I’ve got the sure-fire, quick-start, danger in my junk drawer blues.
I was minding my own business, poking around the Internet this week, when I stumbled upon a news report about the dangers lurking in the ordinary, household “junk drawer.”
In case you are chronically OCD, and live with ‘everything in its place,’ a junk drawer is just that — a drawer filled with this and that from here and there — aka junk. It is often the top drawer in an entryway, kitchen, den, closet or garage. I think Carol and I may have one such “junk drawer” in every room of our house. Maybe we should consolidate.
Anyway, junk drawers start out as a convenience, but soon take on a life of their own. In fact, junk drawers can have such an overpowering magnetic attraction that you will find yourself lobbing, tossing or otherwise adding odd items without even thinking about it.
In our kitchen, for example, our junk drawer contains: pencils, pens, rubber bands, twist ties, paper clips, masking tape, alcohol wipes, jar grabbers, felt pads, two measuring tapes, one letter-opener, butane lighter fuel, Carol’s extra eyeglasses and a wide assortment of batteries.
That’s after I cleaned it out yesterday, for reasons you will soon learn.
Did you know? You can store most household items in a junk drawer without any repercussions, but there is one very dangerous exception — 9-volt batteries.
9-volt batteries are the small, rectangular ones. We mostly-square senior citizens call them transistor radio batteries, because ‘back in the day’ that’s mainly what they were.
These days, 9-volt batteries are mostly used as backup power for smoke detectors, which is a perfect segue.
You see, 9-volt batteries have both the positive and negative terminals on the same side. That’s makes it possible to inadvertently “activate” the battery with something as simple as a household key, screwdriver, open pocketknife — even a paper clip.
Once activated, a 9-volt battery will generate enough to heat to spark a fire.
The worse case scenario would be having a metal object making complete contact with both terminals of the battery right next to/or under a pocket-size packet of tissues, steel wool, a wooden ruler or even those flexible/bendable twist ties.

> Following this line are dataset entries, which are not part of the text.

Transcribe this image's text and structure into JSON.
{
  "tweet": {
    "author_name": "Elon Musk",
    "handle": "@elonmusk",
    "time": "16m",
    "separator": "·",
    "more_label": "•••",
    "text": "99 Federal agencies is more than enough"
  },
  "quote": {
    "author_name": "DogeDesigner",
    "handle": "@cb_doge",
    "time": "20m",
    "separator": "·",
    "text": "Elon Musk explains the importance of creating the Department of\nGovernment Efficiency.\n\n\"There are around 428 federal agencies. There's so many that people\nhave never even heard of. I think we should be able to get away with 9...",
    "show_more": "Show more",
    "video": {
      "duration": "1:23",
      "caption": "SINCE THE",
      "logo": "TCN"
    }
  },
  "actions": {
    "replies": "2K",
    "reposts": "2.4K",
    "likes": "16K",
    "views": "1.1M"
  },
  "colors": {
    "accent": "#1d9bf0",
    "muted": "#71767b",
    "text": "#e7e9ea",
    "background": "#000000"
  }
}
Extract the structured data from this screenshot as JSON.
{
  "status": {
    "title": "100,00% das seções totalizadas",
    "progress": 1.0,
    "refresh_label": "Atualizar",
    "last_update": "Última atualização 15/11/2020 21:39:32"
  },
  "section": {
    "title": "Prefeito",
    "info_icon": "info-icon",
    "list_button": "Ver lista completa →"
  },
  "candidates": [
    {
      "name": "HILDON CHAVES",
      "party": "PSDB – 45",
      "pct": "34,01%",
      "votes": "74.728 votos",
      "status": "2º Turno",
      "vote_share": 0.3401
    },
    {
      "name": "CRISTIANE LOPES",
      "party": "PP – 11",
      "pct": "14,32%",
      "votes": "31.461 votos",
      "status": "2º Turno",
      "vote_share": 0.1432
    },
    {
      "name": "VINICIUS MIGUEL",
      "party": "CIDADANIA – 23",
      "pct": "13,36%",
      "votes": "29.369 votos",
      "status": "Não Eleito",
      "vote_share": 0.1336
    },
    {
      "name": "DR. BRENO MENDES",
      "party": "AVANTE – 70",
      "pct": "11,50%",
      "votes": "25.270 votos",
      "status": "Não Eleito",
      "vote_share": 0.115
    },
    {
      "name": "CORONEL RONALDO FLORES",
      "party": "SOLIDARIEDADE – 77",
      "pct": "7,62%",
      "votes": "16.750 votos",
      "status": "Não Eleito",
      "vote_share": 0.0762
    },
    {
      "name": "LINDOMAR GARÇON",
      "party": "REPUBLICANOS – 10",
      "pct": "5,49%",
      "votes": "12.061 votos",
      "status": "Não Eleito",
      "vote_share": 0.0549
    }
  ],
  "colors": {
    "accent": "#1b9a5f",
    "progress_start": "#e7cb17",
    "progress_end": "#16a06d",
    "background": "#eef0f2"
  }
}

Think about those twist ties for a moment. A 9-volt battery could heat up and ignite the protective, paper-cover, then spark the inner metal wire, which becomes yet another, longer conductor.
In the case of the main Viau junk drawer, several twist ties are “organized” in close proximity, which is precisely why I am singing “the sure-fire, quick-start, danger in my junk drawer blues.”
To cure the blues, I have removed all 9-volt batteries from our junk drawers. I keep them in their original packaging until use, and all loose 9-volt batteries are protected by a piece of electrical tape covering both terminals.
As for steel wool, never store it close to a heat or fire source. Hikers and campers often carry 9-volt batteries and steel wool (separately, of course) because they make such an effective, emergency fire starter. There’s no room for steel wool in your junk drawer. Happy junk drawer cleaning.